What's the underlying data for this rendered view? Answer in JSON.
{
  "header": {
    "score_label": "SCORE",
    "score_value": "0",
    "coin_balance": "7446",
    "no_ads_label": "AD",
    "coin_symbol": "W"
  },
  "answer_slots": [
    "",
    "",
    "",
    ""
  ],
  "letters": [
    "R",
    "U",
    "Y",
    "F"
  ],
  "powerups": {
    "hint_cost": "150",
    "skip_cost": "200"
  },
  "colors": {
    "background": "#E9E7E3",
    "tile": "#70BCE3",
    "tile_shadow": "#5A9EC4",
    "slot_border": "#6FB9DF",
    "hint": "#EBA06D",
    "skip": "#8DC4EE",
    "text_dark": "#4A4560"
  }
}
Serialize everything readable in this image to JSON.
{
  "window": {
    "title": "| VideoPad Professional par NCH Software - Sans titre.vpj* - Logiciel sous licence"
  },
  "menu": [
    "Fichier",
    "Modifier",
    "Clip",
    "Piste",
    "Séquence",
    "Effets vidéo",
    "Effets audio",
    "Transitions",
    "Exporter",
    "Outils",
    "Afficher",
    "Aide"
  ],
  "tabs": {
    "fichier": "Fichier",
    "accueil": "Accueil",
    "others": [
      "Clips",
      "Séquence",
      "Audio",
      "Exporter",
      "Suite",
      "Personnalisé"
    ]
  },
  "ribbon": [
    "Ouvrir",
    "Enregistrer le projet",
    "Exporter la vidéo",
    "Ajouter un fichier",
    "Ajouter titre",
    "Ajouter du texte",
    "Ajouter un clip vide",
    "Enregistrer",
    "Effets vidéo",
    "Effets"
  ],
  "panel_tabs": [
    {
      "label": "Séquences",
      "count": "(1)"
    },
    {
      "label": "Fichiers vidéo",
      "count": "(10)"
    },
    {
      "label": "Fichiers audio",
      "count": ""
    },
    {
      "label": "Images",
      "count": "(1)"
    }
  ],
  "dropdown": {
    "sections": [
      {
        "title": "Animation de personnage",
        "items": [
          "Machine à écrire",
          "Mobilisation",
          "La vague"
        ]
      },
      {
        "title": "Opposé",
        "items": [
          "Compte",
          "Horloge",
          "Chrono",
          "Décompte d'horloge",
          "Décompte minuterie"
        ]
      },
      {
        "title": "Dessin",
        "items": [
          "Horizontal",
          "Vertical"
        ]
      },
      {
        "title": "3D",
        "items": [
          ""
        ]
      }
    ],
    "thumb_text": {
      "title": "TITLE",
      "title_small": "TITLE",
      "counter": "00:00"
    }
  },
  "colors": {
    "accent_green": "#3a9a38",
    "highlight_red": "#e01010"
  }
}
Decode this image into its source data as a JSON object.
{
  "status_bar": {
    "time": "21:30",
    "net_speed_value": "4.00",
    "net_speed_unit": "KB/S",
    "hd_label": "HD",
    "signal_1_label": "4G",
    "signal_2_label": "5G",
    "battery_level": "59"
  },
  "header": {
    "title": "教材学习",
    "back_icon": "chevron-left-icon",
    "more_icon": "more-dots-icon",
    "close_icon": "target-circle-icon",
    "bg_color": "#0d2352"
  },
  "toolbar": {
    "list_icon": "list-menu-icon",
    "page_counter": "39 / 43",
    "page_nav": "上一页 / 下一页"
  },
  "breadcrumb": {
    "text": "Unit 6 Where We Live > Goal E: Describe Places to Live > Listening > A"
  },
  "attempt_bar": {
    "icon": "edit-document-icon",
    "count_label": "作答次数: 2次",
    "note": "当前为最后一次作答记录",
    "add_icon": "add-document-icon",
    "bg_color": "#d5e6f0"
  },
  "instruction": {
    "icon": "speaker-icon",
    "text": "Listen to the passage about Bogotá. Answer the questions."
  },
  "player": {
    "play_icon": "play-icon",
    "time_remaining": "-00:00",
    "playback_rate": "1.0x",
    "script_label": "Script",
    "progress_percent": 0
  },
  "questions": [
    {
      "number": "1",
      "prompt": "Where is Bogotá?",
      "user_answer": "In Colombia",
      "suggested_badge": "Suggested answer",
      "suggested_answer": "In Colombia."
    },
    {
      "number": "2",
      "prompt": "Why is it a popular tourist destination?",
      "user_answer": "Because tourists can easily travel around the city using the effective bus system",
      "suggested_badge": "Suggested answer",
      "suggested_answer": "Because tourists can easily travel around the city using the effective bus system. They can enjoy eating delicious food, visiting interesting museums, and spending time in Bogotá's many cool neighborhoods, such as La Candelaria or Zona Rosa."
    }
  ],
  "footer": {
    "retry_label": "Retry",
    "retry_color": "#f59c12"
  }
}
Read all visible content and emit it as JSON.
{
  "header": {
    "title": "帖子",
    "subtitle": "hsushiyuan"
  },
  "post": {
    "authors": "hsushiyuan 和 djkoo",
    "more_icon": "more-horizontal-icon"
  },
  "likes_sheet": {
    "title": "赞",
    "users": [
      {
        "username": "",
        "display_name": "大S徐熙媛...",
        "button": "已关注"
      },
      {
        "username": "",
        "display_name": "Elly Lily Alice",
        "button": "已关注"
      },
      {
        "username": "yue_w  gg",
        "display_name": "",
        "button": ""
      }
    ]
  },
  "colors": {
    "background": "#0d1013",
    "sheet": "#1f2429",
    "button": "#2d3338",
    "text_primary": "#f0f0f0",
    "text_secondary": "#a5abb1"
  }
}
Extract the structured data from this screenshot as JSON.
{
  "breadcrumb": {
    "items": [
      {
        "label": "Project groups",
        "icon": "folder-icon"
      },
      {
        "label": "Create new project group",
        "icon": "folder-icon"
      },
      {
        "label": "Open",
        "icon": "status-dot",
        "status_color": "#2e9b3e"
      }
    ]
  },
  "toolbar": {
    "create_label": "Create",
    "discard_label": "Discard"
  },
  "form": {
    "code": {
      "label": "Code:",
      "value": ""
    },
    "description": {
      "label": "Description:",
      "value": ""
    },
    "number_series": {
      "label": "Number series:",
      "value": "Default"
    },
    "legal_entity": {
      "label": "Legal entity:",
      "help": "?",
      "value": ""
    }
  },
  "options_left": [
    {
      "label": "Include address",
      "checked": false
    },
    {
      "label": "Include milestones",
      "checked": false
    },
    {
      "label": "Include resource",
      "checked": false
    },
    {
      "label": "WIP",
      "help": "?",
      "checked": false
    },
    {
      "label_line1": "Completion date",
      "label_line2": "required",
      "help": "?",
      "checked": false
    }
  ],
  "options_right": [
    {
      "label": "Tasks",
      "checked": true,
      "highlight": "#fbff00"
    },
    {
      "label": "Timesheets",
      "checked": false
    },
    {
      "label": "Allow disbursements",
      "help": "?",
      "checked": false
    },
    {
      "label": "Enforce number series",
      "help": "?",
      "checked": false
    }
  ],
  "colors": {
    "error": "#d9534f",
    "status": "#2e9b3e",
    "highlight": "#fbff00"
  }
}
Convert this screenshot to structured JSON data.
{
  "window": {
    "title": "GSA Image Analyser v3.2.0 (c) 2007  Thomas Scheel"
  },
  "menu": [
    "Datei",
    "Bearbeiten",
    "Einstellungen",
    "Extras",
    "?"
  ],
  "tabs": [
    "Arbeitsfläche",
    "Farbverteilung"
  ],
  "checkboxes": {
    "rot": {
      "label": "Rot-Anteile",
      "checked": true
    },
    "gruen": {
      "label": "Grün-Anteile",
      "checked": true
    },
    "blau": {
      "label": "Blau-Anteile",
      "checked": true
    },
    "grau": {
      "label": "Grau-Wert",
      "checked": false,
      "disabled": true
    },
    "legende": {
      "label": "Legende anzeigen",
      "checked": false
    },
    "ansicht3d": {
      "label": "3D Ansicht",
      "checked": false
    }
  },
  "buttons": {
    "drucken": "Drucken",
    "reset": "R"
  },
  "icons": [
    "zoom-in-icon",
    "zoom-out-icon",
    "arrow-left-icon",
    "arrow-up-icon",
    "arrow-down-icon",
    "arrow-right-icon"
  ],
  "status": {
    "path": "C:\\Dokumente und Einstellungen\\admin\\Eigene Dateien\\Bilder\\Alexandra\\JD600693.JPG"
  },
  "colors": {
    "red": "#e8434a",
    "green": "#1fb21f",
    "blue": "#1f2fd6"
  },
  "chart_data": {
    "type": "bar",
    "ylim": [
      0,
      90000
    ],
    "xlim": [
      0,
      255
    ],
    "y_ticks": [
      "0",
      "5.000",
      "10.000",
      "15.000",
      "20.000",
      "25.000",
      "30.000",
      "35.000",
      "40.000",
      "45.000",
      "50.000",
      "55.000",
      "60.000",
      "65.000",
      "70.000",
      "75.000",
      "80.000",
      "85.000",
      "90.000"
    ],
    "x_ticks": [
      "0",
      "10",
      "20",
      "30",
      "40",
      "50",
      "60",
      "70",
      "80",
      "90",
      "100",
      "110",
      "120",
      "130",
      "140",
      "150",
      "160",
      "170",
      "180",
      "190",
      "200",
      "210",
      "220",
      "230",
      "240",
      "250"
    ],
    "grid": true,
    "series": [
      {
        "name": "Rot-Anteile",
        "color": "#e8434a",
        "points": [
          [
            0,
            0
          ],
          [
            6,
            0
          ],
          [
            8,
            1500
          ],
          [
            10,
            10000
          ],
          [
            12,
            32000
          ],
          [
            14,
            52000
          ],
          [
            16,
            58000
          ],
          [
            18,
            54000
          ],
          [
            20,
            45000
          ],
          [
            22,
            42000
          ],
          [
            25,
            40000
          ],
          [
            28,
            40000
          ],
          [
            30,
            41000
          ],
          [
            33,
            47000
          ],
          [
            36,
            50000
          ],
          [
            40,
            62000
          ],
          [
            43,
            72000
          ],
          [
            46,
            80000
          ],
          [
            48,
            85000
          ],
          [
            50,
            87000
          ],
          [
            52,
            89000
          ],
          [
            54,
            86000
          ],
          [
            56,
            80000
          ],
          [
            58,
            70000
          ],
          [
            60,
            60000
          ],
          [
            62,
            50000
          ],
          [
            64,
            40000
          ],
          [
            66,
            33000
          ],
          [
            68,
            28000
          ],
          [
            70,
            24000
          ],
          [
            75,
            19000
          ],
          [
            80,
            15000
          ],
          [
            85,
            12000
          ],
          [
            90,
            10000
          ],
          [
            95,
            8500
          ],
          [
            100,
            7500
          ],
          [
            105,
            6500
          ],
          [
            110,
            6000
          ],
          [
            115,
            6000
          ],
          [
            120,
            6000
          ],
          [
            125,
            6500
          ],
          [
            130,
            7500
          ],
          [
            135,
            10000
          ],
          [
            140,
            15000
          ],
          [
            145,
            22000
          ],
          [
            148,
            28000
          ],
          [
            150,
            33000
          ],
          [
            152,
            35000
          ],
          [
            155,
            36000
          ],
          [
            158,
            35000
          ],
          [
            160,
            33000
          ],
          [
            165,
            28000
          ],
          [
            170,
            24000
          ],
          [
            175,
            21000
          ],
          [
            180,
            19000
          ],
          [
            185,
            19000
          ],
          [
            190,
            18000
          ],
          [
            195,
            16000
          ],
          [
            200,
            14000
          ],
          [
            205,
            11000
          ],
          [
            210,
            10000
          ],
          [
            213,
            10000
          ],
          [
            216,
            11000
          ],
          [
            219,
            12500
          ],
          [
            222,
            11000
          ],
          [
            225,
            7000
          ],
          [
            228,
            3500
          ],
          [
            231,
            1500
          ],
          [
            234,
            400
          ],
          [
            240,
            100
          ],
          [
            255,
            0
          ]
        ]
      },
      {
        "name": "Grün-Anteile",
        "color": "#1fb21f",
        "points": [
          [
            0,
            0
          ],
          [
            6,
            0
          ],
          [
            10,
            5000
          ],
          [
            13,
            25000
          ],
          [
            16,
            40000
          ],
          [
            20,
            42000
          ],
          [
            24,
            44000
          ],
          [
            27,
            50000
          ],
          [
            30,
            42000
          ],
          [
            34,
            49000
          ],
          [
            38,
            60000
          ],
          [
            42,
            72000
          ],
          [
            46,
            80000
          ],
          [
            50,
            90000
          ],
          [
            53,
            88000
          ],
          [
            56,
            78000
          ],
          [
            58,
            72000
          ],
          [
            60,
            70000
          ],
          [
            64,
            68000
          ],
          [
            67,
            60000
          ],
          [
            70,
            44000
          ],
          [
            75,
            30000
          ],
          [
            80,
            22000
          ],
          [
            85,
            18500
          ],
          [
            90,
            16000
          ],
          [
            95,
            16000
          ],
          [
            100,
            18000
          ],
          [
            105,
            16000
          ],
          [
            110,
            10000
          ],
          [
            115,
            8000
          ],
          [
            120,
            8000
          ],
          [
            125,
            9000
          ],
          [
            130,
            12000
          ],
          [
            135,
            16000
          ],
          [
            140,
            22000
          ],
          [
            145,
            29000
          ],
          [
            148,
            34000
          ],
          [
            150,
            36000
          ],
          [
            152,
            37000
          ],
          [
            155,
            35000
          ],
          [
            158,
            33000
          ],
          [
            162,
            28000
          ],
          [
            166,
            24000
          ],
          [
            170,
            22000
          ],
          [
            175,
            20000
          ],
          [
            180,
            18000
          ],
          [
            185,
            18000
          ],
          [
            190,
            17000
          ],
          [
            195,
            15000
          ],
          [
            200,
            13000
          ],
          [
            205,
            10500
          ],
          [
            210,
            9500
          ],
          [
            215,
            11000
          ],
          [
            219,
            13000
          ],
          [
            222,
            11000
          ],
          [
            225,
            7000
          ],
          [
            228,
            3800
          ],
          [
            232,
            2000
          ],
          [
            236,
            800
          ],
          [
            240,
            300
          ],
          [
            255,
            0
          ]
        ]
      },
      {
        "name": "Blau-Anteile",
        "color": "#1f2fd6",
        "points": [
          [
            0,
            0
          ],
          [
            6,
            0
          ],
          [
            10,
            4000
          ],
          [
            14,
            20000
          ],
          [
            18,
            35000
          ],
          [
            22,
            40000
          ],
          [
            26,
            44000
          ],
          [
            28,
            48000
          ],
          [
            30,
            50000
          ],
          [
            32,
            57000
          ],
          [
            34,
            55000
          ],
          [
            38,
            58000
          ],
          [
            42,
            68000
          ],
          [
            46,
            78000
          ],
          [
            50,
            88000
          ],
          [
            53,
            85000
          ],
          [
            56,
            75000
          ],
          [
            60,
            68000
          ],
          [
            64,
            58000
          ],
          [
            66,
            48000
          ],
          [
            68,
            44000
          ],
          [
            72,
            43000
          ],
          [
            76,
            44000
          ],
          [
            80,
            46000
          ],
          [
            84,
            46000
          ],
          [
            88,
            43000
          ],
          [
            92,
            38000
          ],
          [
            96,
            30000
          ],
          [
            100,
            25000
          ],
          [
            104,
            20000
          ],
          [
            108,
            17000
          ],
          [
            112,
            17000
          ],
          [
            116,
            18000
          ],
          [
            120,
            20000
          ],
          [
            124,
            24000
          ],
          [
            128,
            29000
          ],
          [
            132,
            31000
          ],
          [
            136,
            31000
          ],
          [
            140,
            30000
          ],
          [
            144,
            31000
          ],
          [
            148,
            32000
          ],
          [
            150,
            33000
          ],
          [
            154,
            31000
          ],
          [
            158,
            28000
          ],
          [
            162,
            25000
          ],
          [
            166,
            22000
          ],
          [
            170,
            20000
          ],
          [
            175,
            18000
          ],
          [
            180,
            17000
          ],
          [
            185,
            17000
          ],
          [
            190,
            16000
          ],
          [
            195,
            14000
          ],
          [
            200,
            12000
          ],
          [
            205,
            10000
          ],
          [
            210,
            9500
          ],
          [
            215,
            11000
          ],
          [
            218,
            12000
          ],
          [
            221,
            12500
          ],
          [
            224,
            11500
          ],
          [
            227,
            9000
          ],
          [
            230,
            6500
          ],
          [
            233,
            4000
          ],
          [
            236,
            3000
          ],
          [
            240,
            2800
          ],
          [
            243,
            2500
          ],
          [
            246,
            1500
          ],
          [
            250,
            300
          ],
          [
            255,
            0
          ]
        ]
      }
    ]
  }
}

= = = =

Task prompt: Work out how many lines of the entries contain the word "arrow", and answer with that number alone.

Answer for this exercise: 4